4)Set up safe reporting channels for whistle-blowers
The government and all partners must pro-actively encourage whistle-blowing where there is suspicion of criminal misuse of emergency funds or incompetency in their management. International practice shows that corrupt practices and incompetence is hard to disclose if whistle-blowing from insiders or those directly involved is not encouraged and supported.
While Nigeria does not have a whistle-blowing law and suffers from a culture of lack of transparency and repercussions against those who blow the whistle, in particular civil servants, we call on the Government and all other Nigerian and international partners to actively encourage whistle-blowers, guarantee their safety and ensure all reported cases are investigated in a transparent and open manner. Nigerian citizens must also be encouraged to use established complaint mechanisms by governmental or non-governmental agencies to ensure maximum accountability in the provision of emergency assistance.
5)Speedy transmission of Emergency Economic Stimulus Bill into Legislation

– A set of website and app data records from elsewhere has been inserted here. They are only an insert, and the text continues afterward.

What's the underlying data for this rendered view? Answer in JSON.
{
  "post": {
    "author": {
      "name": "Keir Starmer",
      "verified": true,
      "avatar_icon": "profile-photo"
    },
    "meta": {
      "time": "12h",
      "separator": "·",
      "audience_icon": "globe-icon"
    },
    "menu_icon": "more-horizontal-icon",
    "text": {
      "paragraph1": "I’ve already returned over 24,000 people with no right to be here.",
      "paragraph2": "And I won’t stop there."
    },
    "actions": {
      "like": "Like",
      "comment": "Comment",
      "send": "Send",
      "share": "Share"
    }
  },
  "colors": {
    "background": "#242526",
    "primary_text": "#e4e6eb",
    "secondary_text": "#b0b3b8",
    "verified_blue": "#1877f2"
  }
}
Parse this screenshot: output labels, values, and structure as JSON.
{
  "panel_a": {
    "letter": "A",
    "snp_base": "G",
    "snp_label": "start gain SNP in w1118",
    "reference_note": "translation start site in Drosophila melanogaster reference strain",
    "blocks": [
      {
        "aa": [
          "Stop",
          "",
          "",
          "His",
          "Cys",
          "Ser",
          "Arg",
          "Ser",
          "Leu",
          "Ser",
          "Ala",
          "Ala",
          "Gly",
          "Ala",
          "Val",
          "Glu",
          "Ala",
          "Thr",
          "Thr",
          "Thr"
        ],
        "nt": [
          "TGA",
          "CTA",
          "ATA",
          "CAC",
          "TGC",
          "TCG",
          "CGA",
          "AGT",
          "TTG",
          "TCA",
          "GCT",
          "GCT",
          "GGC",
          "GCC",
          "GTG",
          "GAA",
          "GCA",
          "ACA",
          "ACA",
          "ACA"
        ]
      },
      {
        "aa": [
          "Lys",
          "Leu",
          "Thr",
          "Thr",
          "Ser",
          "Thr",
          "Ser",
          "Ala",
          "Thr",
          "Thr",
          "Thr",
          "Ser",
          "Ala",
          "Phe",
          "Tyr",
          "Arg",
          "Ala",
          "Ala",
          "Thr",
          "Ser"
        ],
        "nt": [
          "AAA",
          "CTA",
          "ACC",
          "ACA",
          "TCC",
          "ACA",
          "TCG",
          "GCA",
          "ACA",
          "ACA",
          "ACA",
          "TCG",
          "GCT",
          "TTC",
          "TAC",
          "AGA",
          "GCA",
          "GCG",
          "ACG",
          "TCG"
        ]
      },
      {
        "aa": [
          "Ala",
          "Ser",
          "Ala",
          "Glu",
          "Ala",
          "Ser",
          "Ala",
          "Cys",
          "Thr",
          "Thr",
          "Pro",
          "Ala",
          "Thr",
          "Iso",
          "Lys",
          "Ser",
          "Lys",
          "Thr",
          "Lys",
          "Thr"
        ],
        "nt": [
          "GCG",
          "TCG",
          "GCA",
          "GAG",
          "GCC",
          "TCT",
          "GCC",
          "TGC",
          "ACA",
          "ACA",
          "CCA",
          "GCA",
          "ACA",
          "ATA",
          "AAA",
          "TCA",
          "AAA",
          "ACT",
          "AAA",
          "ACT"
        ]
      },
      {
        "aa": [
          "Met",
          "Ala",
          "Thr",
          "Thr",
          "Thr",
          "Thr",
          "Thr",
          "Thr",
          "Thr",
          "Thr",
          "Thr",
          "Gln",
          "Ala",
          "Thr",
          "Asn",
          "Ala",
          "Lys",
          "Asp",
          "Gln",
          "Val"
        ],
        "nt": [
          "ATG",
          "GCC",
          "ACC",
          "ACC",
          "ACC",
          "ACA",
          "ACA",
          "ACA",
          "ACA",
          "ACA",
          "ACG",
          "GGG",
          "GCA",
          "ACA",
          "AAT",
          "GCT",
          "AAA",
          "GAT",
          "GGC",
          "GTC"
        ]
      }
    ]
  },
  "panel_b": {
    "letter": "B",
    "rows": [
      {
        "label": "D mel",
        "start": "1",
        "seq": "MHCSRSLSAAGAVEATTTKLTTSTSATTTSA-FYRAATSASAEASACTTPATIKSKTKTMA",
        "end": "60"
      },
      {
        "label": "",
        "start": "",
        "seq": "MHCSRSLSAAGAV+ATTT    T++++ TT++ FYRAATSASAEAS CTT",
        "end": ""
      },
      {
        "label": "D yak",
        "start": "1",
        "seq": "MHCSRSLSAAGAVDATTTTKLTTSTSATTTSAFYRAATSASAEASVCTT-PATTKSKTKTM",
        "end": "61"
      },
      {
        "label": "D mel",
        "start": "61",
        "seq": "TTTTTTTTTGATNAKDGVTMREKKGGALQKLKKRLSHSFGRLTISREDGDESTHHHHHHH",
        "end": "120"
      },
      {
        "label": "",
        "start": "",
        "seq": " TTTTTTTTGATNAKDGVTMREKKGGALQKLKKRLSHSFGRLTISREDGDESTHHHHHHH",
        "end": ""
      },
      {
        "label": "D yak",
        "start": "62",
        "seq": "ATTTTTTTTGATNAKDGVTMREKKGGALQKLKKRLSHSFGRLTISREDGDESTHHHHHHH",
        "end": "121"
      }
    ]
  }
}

We applaud the proactive decision of the National Assembly in the introduction of the Emergency Economic Stimulus Bill, 2020, which has gone through relevant stages in the House of Representatives. While we observed that conclusive stage of the Bill was halted by the emergent legislative recess necessitated by Covid-19 pandemic, we call for prompt finalization and transmission of the Bill for Presidential assent at resumption of legislative activities to provide appropriate legislative framework on relief to companies and individuals to alleviate the adverse financial consequences of a slowdown in economic activities caused by the Covid-19 disease; protect the employment status of Nigerians who might otherwise become unemployed as a consequence of management decision to retrench personnel in response to the prevailing economic realities; and implementation of holistic measures to mitigate the impact of Covid-19 lockdown on the vulnerable groups at all levels.
Finally, we reiterate that the health and economic responses must be accompanied by transparent and accountable oversight to prevent corruption and mismanagement of these resources.
CISLAC assures the Government, private sector, international community and all other partners of its unreserved support in combating the global crisis. We are determined to work with all state and non-state actors in the spirit of social justice, solidarity and patriotism to minimize the health pandemic and socio-economic crisis for the benefit of all Nigerians and beyond. We believe that this crisis is an opportunity to address common challenges without selfish individual profiteering and seeking political advantages. We are determined more than ever to play our part in this crisis.
God bless the Federal Republic of Nigeria!
Auwal Ibrahim Musa (Rafsanjani)
Executive Director, CISLAC